Supplied records START

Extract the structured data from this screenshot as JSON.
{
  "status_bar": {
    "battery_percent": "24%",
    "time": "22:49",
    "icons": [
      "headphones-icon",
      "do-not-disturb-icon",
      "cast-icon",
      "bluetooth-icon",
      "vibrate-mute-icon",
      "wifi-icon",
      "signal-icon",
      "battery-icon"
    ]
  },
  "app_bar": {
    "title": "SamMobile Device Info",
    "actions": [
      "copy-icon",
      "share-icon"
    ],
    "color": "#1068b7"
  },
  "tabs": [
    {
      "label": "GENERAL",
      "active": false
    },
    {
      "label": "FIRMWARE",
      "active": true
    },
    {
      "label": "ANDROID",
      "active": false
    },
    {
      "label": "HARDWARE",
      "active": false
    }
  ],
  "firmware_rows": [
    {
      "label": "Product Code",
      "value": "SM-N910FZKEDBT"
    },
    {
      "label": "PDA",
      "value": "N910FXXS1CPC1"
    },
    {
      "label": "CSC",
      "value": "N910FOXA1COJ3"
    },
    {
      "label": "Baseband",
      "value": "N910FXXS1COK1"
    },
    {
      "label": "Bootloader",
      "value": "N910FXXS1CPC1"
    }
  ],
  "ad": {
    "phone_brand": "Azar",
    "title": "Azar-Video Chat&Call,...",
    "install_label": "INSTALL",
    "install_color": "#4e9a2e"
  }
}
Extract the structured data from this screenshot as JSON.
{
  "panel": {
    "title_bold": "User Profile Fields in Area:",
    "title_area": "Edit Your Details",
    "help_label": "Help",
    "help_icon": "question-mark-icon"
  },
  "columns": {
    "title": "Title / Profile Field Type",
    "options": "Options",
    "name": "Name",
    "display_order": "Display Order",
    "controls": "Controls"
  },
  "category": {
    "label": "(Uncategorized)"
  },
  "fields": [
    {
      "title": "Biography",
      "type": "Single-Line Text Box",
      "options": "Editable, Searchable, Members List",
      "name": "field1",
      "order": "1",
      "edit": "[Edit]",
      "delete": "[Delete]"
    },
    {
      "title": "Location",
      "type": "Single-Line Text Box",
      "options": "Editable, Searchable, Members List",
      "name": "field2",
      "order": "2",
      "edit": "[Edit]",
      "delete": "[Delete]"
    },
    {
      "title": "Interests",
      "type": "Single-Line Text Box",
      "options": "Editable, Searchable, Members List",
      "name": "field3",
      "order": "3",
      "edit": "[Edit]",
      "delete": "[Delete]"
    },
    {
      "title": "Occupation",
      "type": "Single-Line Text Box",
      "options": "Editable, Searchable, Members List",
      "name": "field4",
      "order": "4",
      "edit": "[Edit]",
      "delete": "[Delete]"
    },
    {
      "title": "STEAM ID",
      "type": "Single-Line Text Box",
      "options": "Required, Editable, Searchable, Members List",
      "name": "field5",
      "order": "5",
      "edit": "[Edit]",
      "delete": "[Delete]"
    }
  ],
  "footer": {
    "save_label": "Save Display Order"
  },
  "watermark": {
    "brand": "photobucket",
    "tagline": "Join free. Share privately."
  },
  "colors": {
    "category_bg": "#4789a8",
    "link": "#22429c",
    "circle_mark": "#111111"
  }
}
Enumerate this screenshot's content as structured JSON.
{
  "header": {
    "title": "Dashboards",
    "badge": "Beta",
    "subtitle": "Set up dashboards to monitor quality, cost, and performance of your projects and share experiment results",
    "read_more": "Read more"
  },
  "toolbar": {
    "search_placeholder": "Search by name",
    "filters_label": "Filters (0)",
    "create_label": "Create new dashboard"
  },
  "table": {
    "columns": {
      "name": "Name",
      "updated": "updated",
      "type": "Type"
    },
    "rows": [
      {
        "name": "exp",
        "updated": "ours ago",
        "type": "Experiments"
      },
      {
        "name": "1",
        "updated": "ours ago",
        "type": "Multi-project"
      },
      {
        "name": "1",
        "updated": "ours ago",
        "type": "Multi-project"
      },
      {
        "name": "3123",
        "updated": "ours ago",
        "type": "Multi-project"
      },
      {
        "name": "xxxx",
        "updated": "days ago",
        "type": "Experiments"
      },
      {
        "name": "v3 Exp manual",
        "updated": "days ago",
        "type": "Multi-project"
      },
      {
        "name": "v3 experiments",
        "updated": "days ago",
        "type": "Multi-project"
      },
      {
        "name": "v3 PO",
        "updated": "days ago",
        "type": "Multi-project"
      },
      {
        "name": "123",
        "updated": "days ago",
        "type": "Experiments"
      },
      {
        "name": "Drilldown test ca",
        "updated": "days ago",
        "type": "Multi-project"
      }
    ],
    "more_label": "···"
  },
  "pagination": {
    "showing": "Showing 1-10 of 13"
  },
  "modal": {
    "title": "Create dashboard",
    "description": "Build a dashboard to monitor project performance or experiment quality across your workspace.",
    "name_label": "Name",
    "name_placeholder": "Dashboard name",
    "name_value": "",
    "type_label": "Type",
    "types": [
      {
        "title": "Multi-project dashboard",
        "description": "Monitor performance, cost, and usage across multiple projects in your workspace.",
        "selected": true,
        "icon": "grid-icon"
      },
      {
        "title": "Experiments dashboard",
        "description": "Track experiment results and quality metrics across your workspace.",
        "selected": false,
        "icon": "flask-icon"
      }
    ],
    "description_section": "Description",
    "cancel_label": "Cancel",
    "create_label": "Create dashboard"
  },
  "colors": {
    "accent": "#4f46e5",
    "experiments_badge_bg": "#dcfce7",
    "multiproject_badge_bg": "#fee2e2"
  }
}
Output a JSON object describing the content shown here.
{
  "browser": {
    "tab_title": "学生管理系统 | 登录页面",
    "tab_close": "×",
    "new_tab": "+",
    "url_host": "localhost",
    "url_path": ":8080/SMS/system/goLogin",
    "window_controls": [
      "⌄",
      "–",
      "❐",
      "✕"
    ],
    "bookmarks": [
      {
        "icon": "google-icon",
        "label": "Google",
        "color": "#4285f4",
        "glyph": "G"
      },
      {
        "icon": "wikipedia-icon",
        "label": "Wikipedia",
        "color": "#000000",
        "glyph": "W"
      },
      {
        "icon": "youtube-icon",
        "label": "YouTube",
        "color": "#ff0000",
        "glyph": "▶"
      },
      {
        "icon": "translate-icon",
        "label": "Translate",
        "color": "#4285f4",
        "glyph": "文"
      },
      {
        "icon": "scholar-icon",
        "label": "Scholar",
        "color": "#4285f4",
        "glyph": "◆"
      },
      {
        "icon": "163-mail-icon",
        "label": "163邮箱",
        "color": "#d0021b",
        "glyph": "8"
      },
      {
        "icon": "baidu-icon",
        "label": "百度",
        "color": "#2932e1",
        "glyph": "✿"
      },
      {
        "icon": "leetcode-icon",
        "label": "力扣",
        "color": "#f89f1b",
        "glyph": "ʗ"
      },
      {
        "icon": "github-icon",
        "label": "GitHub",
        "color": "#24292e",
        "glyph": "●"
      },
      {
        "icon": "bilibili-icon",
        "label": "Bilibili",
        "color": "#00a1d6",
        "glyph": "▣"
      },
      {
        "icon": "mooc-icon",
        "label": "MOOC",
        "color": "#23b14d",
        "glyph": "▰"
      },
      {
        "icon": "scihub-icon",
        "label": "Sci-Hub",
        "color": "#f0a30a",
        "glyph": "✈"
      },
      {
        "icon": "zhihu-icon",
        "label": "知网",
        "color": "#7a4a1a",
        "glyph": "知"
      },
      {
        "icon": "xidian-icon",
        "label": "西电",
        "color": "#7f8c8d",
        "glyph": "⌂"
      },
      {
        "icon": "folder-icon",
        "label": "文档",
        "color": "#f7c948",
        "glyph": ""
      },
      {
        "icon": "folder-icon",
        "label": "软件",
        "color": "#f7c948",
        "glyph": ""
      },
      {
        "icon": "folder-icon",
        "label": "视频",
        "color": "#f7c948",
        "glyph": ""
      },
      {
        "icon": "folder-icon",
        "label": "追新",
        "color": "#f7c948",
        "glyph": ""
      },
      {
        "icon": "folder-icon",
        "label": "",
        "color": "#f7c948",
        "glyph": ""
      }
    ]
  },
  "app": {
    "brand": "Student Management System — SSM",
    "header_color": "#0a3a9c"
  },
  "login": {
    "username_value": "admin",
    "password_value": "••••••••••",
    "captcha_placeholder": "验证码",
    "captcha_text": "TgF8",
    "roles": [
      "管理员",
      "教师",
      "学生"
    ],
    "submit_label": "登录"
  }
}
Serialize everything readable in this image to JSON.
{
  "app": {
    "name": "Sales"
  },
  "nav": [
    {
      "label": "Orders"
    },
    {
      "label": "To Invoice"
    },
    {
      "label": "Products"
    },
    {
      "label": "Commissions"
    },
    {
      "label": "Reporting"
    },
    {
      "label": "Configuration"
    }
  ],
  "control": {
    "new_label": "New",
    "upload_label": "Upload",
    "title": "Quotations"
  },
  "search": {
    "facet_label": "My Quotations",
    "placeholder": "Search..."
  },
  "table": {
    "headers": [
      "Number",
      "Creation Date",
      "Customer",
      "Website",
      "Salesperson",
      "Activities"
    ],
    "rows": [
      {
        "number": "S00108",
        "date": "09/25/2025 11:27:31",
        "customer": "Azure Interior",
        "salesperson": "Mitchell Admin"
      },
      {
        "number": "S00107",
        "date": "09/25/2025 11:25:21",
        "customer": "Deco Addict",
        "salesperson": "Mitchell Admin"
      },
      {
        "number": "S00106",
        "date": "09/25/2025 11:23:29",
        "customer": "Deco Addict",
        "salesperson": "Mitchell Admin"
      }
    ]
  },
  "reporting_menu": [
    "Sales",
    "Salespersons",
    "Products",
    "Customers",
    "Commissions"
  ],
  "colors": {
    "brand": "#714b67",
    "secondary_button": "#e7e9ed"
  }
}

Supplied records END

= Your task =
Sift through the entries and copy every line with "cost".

= Answer =
    "subtitle": "Set up dashboards to monitor quality, cost, and performance of your projects and share experiment results",
        "description": "Monitor performance, cost, and usage across multiple projects in your workspace.",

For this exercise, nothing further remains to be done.